“Float like a butterfly, sting like a bee” (Muhammed Ali) articulates the secret of his success: a rapid style that belies its power.
During WWII the Japanese Zero fighter plane was master of the sky. Initially dismissed by U.S. experts as cheap and fragile, it soon demonstrated its superior maneuverability in the skies against its US counterparts, and made believers out of their designers.
These historical vignettes highlight the unreliability of appearances in human experience: the contrast between what seems weak and vulnerable and what emerges as flexible and forceful. They constitute the bookends of life: what is born fragile and defenseless, and what ultimately counts as strong and invincible. The birth of the infant Jesus is aligned with His death on the cross to realign our lives on what promises to be reliable and trustworthy.
Paul of the Cross has come down in history for capturing this conundrum in his own way, with his doctrine on mystical death and divine rebirth: dying and being born again. Unlikely correlates as contraries always are, they nonetheless constitute the framework of our existence. We pursue our lives between them: tensile strength accrues from these two fragile experiences.
Readings for today’s Eucharist suggest these antinomies, primarily along the lines of the weak and the vincible, as in the butterfly exhilaration of an Ali, or the elusive Zero of the Japanese Air Force. It so happens that these biblical pieces appear on December 21st, the nadir of the year featuring its shortest day and longest night. Simultaneously, one season gives way before another. As the Song of Songs puts it: “For see, the winter is past, the rains are over and gone, the flowers appear on the earth…” It already aligns us toward the longest day and the shortest night. The birth of Christ is mirrored in His death. The helplessness of birth finds its duplicate in the waning moments of death.
The day’s readings are lyrical rhapsodies of women. Men are next to invisible in them. We hear of an excited bride awaiting her lover, and of Mary and Elizabeth awaiting their men children: Jesus and John the Baptist. The readings express almost girlish cadences, fantasying the lover springing across the mountains and bounding over the hills, and shadowing Mary as she sets out on the fairly risky trip into hill country “with haste”, anxious to meet an elated Elizabeth, who will then feel her infant leaping in her womb, evoking her exclamation “in a loud voice”: “and how does this happen to me?” Sheer joy spills out of these events.
If it is true that “The time of pruning has come”, it will merely be a moment of diminishment leading to the vine’s fullness and vigor.
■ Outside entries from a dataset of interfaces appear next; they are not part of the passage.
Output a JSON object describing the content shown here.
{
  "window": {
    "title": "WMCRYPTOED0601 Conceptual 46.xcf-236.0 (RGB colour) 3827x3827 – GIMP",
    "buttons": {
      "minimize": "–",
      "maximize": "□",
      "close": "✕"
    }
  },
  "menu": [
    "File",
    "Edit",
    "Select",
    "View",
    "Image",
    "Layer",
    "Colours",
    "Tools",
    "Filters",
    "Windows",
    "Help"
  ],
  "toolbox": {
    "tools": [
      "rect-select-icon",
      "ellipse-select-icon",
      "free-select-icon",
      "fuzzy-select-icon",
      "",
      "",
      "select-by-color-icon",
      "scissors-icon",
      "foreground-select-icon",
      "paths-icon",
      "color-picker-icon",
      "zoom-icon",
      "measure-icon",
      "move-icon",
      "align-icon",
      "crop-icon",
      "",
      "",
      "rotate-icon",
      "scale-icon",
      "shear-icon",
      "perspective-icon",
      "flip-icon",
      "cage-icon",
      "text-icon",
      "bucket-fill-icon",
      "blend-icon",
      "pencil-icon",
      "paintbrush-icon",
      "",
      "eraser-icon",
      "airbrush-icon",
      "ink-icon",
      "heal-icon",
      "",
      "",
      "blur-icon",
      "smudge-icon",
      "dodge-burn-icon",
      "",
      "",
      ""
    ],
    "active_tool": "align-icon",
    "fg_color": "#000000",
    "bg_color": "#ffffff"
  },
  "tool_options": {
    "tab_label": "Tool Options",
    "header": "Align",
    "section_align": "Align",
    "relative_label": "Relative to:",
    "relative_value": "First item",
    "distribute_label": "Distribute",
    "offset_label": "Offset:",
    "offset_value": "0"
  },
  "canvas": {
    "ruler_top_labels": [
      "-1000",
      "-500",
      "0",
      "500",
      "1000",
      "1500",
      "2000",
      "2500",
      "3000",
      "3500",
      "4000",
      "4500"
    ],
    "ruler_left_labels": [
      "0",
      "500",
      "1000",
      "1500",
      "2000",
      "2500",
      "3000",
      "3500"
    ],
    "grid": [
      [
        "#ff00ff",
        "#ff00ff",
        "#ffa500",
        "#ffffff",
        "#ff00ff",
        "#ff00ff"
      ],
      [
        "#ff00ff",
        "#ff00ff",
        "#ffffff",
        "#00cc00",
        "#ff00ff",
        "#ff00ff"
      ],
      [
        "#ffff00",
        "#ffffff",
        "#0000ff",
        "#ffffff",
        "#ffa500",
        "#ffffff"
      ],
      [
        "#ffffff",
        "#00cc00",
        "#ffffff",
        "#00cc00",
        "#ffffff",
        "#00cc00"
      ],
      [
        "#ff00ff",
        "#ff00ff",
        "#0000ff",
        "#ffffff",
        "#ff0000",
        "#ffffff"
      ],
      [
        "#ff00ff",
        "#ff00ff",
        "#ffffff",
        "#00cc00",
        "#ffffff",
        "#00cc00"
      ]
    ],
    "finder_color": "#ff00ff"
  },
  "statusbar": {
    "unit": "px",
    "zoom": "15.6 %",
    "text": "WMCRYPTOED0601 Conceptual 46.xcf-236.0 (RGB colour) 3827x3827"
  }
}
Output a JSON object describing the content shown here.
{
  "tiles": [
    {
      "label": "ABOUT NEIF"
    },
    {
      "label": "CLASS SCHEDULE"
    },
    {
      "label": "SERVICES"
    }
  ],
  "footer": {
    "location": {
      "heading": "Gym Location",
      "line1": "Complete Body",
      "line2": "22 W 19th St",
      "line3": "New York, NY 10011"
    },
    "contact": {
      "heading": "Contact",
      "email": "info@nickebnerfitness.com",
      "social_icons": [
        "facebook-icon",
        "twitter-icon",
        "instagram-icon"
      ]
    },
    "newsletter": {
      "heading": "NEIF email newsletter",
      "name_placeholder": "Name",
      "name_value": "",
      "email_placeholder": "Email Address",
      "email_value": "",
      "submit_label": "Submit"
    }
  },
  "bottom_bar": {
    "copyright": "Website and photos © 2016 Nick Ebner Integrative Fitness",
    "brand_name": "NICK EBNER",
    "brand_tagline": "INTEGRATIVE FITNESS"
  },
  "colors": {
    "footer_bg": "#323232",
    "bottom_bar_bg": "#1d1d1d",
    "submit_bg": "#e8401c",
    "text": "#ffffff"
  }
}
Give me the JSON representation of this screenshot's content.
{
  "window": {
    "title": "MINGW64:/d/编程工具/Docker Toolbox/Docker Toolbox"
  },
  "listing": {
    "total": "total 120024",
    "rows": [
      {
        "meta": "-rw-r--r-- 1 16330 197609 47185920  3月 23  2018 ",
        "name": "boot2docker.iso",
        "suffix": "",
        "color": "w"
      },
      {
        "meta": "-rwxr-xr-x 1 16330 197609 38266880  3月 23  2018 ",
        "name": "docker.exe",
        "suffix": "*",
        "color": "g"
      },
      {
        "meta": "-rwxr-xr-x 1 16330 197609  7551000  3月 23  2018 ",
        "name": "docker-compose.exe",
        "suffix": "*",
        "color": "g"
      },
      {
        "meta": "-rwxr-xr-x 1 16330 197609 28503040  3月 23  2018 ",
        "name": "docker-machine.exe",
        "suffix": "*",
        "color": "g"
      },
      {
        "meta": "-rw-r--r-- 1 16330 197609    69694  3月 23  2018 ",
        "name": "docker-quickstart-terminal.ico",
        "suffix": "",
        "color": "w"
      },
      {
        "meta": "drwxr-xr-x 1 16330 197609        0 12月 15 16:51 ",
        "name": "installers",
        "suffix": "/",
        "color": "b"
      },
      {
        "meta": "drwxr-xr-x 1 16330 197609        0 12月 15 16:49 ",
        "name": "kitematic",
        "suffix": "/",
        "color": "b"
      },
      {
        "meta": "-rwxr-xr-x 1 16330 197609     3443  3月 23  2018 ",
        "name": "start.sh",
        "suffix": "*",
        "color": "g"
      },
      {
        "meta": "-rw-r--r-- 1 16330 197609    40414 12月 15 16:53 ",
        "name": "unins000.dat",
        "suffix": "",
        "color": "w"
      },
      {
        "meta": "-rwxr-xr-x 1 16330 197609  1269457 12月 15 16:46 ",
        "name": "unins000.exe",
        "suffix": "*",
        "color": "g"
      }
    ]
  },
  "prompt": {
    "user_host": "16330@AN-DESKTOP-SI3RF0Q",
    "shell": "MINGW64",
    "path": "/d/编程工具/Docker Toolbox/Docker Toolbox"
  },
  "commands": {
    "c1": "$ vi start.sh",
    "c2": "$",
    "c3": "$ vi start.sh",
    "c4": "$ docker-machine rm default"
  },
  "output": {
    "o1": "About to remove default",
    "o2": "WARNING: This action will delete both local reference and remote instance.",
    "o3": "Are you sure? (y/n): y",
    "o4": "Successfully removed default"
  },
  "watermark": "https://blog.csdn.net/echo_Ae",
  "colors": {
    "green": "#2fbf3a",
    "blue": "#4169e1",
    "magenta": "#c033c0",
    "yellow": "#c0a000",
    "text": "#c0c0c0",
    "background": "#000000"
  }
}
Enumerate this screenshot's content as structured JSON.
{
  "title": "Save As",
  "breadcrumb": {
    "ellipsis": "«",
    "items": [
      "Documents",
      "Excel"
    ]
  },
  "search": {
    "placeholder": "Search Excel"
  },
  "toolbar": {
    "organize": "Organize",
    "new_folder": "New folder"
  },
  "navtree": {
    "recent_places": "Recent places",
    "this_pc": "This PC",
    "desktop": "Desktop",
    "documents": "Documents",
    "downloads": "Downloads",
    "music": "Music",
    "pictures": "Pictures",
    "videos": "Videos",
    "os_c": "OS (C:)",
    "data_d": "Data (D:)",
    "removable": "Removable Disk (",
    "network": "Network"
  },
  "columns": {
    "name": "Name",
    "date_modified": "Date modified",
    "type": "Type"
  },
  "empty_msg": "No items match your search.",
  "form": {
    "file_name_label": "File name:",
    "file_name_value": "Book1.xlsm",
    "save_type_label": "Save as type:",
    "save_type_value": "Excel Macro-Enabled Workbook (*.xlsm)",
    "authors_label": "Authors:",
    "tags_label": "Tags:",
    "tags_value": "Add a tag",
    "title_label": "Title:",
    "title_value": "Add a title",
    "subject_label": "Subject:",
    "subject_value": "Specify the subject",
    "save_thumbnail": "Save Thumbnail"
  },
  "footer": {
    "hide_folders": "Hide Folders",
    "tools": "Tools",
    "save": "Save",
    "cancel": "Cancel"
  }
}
Pervasive joy operates that way. It permeates life experience like perfume, unmistakably present even in the hard times. The two children in the womb were the cause of a joy not to be nullified by their agonizing deaths in the future. Just as the lumbering reaction time of an aging Muhammed Ali fails to nullify the early excitement of his butterfly, bee-like movements, or like the Zero fighting plane that exhibited such prowess in its early mastery of the skies, but lives on in the design of aircraft in the years to follow.
There is exhilaration in the day’s readings not to be downgraded to the proverbial “flash in the pan”, like a meteor streaking momentarily across the darkened heavens, only to be lost in space and forgotten. Rather it transmutes into a leitmotif woven into the fabric of life, functioning as a theme all the way to the end, through the hard times. Do we not recite the joyful mysteries of the rosary, knowing they will not be cancelled out by the sorrowful mysteries to follow? While winter follows fall, another spring is always on the horizon. A life affected by the never-to-be-forgotten birth of Christ is forever tinted. Paul of the Cross perspicaciously entitled his spiritual masterpiece: MYSTICAL DEATH AND DIVINE REBIRTH, not Divine Rebirth and Mystical Death. He realized that life overcomes death, not vice versa. Today’s biblical passages propose to color the Christian way of life indelibly, not to be erased by events to follow.
Fr. Sebastian MacDonald, C.P., is a member of the Passionist community in Louisville, Kentucky.